### REQUIRED WORK
Show, from the entries below, every line in which "envelope" appears.

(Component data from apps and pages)

● ● ●

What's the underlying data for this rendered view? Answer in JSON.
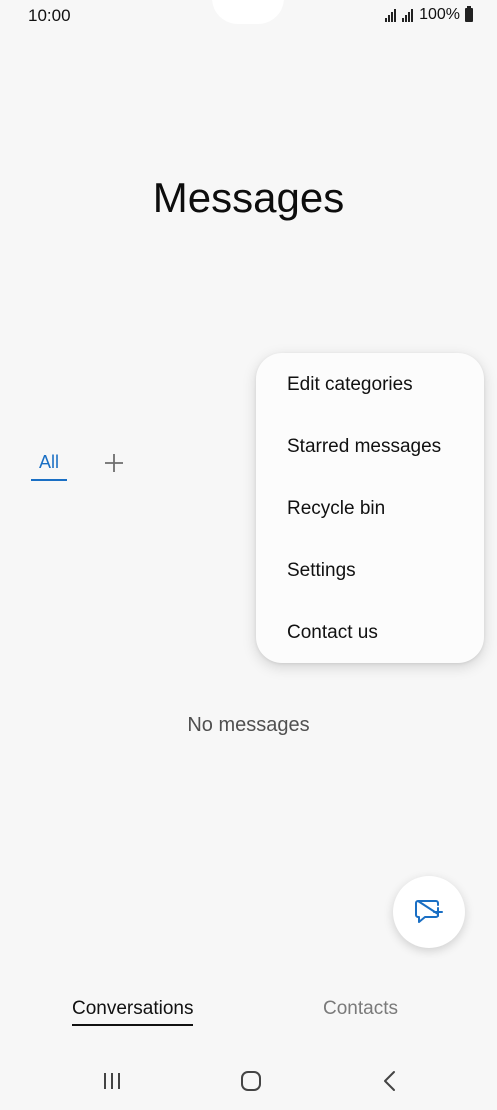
{
  "status_bar": {
    "time": "10:00",
    "battery": "100%"
  },
  "header": {
    "title": "Messages"
  },
  "categories": {
    "active_tab": "All"
  },
  "menu": {
    "items": [
      {
        "label": "Edit categories"
      },
      {
        "label": "Starred messages"
      },
      {
        "label": "Recycle bin"
      },
      {
        "label": "Settings"
      },
      {
        "label": "Contact us"
      }
    ]
  },
  "main": {
    "empty_text": "No messages"
  },
  "bottom_tabs": [
    {
      "label": "Conversations",
      "active": true
    },
    {
      "label": "Contacts",
      "active": false
    }
  ],
  "colors": {
    "accent": "#1a6fc4",
    "background": "#f7f7f7"
  },
  "icons": {
    "add_category": "plus-icon",
    "compose": "chat-bubble-plus-icon",
    "nav_recents": "recents-icon",
    "nav_home": "home-icon",
    "nav_back": "back-icon"
  }
}
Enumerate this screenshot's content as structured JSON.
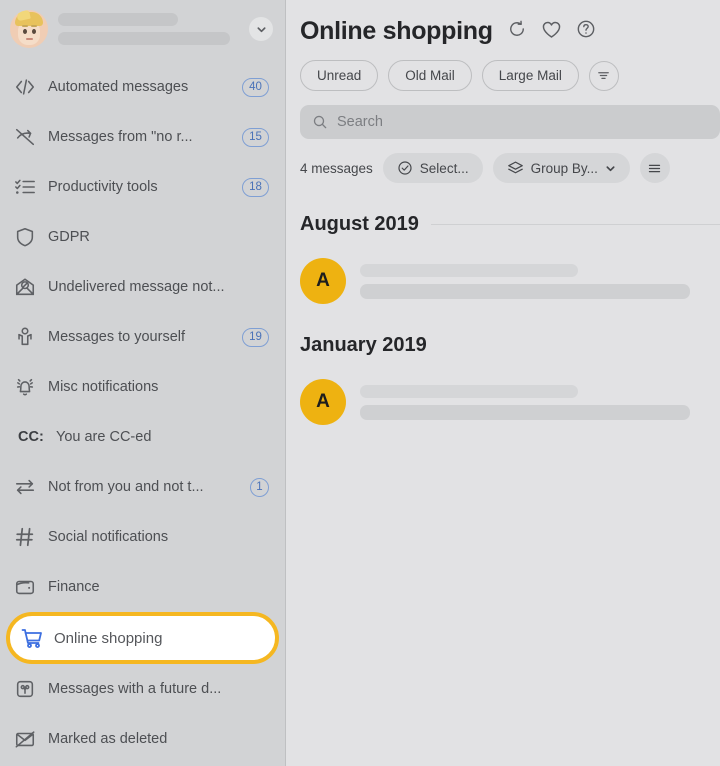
{
  "sidebar": {
    "account": {
      "avatar_name": "user-memoji-avatar",
      "expand_icon": "chevron-down-icon"
    },
    "items": [
      {
        "label": "Automated messages",
        "badge": "40",
        "icon": "code-brackets-icon",
        "selected": false
      },
      {
        "label": "Messages from \"no r...",
        "badge": "15",
        "icon": "no-reply-slash-icon",
        "selected": false
      },
      {
        "label": "Productivity tools",
        "badge": "18",
        "icon": "checklist-icon",
        "selected": false
      },
      {
        "label": "GDPR",
        "badge": "",
        "icon": "shield-icon",
        "selected": false
      },
      {
        "label": "Undelivered message not...",
        "badge": "",
        "icon": "undelivered-envelope-icon",
        "selected": false
      },
      {
        "label": "Messages to yourself",
        "badge": "19",
        "icon": "person-icon",
        "selected": false
      },
      {
        "label": "Misc notifications",
        "badge": "",
        "icon": "bell-ringing-icon",
        "selected": false
      },
      {
        "label": "You are CC-ed",
        "badge": "",
        "icon": "cc-text-icon",
        "prefix": "CC:",
        "selected": false
      },
      {
        "label": "Not from you and not t...",
        "badge": "1",
        "icon": "two-way-arrows-icon",
        "selected": false
      },
      {
        "label": "Social notifications",
        "badge": "",
        "icon": "hash-icon",
        "selected": false
      },
      {
        "label": "Finance",
        "badge": "",
        "icon": "wallet-icon",
        "selected": false
      },
      {
        "label": "Online shopping",
        "badge": "",
        "icon": "shopping-cart-icon",
        "selected": true
      },
      {
        "label": "Messages with a future d...",
        "badge": "",
        "icon": "future-date-icon",
        "selected": false
      },
      {
        "label": "Marked as deleted",
        "badge": "",
        "icon": "deleted-envelope-icon",
        "selected": false
      }
    ]
  },
  "main": {
    "title": "Online shopping",
    "header_icons": [
      {
        "name": "refresh-icon"
      },
      {
        "name": "heart-icon"
      },
      {
        "name": "help-icon"
      }
    ],
    "filter_pills": [
      {
        "label": "Unread"
      },
      {
        "label": "Old Mail"
      },
      {
        "label": "Large Mail"
      }
    ],
    "filter_icon_button": "filter-sort-icon",
    "search": {
      "placeholder": "Search",
      "icon": "search-icon"
    },
    "toolbar": {
      "count_label": "4 messages",
      "select_label": "Select...",
      "select_icon": "check-circle-icon",
      "group_by_label": "Group By...",
      "group_by_icon": "layers-icon",
      "group_by_chevron": "chevron-down-icon",
      "more_icon": "more-options-icon"
    },
    "groups": [
      {
        "title": "August 2019",
        "messages": [
          {
            "avatar_initial": "A"
          }
        ]
      },
      {
        "title": "January 2019",
        "messages": [
          {
            "avatar_initial": "A"
          }
        ]
      }
    ]
  },
  "colors": {
    "highlight": "#f5b721",
    "accent_blue": "#3d6fe0",
    "badge_blue": "#4a72b8",
    "avatar_amber": "#eeb211",
    "sidebar_bg": "#d2d3d5",
    "main_bg": "#e2e2e4"
  }
}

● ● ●

### TASK ANSWER
        "icon": "undelivered-envelope-icon",
        "icon": "deleted-envelope-icon",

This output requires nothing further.